__Data excerpts__:
# # # #

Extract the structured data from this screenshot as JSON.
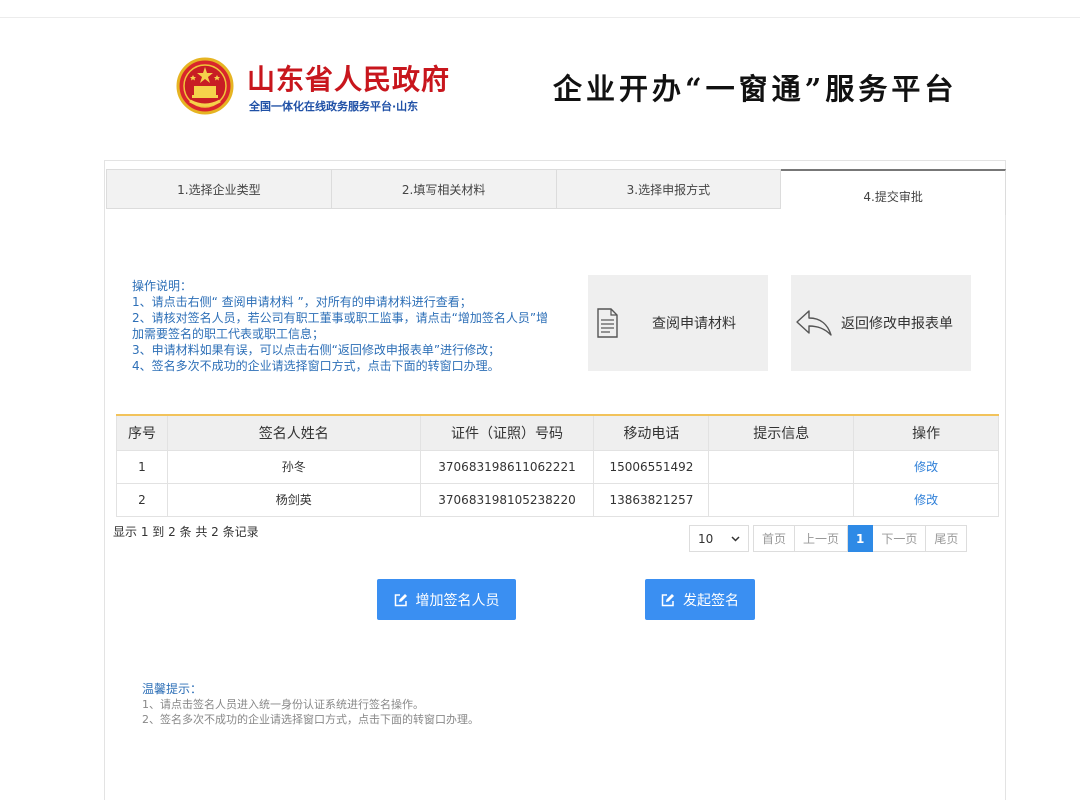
{
  "header": {
    "gov_name": "山东省人民政府",
    "gov_sub": "全国一体化在线政务服务平台·山东",
    "platform_title": "企业开办“一窗通”服务平台"
  },
  "steps": [
    {
      "label": "1.选择企业类型"
    },
    {
      "label": "2.填写相关材料"
    },
    {
      "label": "3.选择申报方式"
    },
    {
      "label": "4.提交审批"
    }
  ],
  "instructions": {
    "title": "操作说明：",
    "lines": [
      "1、请点击右侧“ 查阅申请材料 ”，对所有的申请材料进行查看；",
      "2、请核对签名人员，若公司有职工董事或职工监事，请点击“增加签名人员”增",
      "加需要签名的职工代表或职工信息；",
      "3、申请材料如果有误，可以点击右侧“返回修改申报表单”进行修改；",
      "4、签名多次不成功的企业请选择窗口方式，点击下面的转窗口办理。"
    ]
  },
  "actions": {
    "view_label": "查阅申请材料",
    "return_label": "返回修改申报表单"
  },
  "table": {
    "headers": [
      "序号",
      "签名人姓名",
      "证件（证照）号码",
      "移动电话",
      "提示信息",
      "操作"
    ],
    "rows": [
      {
        "no": "1",
        "name": "孙冬",
        "id": "370683198611062221",
        "phone": "15006551492",
        "tip": "",
        "op": "修改"
      },
      {
        "no": "2",
        "name": "杨剑英",
        "id": "370683198105238220",
        "phone": "13863821257",
        "tip": "",
        "op": "修改"
      }
    ]
  },
  "records_text": "显示 1 到 2 条 共 2 条记录",
  "pager": {
    "page_size": "10",
    "first": "首页",
    "prev": "上一页",
    "current": "1",
    "next": "下一页",
    "last": "尾页"
  },
  "buttons": {
    "add_signer": "增加签名人员",
    "start_sign": "发起签名"
  },
  "tips": {
    "title": "温馨提示：",
    "lines": [
      "1、请点击签名人员进入统一身份认证系统进行签名操作。",
      "2、签名多次不成功的企业请选择窗口方式，点击下面的转窗口办理。"
    ]
  },
  "colors": {
    "gov_red": "#c8161d",
    "link_blue": "#2d6fb7",
    "button_blue": "#3a8ff2",
    "table_accent": "#f2c35b"
  }
}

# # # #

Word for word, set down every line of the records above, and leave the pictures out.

__EXERCISE RESPONSE__:
Extract the structured data from this screenshot as JSON.
{
  "header": {
    "gov_name": "山东省人民政府",
    "gov_sub": "全国一体化在线政务服务平台·山东",
    "platform_title": "企业开办“一窗通”服务平台"
  },
  "steps": [
    {
      "label": "1.选择企业类型"
    },
    {
      "label": "2.填写相关材料"
    },
    {
      "label": "3.选择申报方式"
    },
    {
      "label": "4.提交审批"
    }
  ],
  "instructions": {
    "title": "操作说明：",
    "lines": [
      "1、请点击右侧“ 查阅申请材料 ”，对所有的申请材料进行查看；",
      "2、请核对签名人员，若公司有职工董事或职工监事，请点击“增加签名人员”增",
      "加需要签名的职工代表或职工信息；",
      "3、申请材料如果有误，可以点击右侧“返回修改申报表单”进行修改；",
      "4、签名多次不成功的企业请选择窗口方式，点击下面的转窗口办理。"
    ]
  },
  "actions": {
    "view_label": "查阅申请材料",
    "return_label": "返回修改申报表单"
  },
  "table": {
    "headers": [
      "序号",
      "签名人姓名",
      "证件（证照）号码",
      "移动电话",
      "提示信息",
      "操作"
    ],
    "rows": [
      {
        "no": "1",
        "name": "孙冬",
        "id": "370683198611062221",
        "phone": "15006551492",
        "tip": "",
        "op": "修改"
      },
      {
        "no": "2",
        "name": "杨剑英",
        "id": "370683198105238220",
        "phone": "13863821257",
        "tip": "",
        "op": "修改"
      }
    ]
  },
  "records_text": "显示 1 到 2 条 共 2 条记录",
  "pager": {
    "page_size": "10",
    "first": "首页",
    "prev": "上一页",
    "current": "1",
    "next": "下一页",
    "last": "尾页"
  },
  "buttons": {
    "add_signer": "增加签名人员",
    "start_sign": "发起签名"
  },
  "tips": {
    "title": "温馨提示：",
    "lines": [
      "1、请点击签名人员进入统一身份认证系统进行签名操作。",
      "2、签名多次不成功的企业请选择窗口方式，点击下面的转窗口办理。"
    ]
  },
  "colors": {
    "gov_red": "#c8161d",
    "link_blue": "#2d6fb7",
    "button_blue": "#3a8ff2",
    "table_accent": "#f2c35b"
  }
}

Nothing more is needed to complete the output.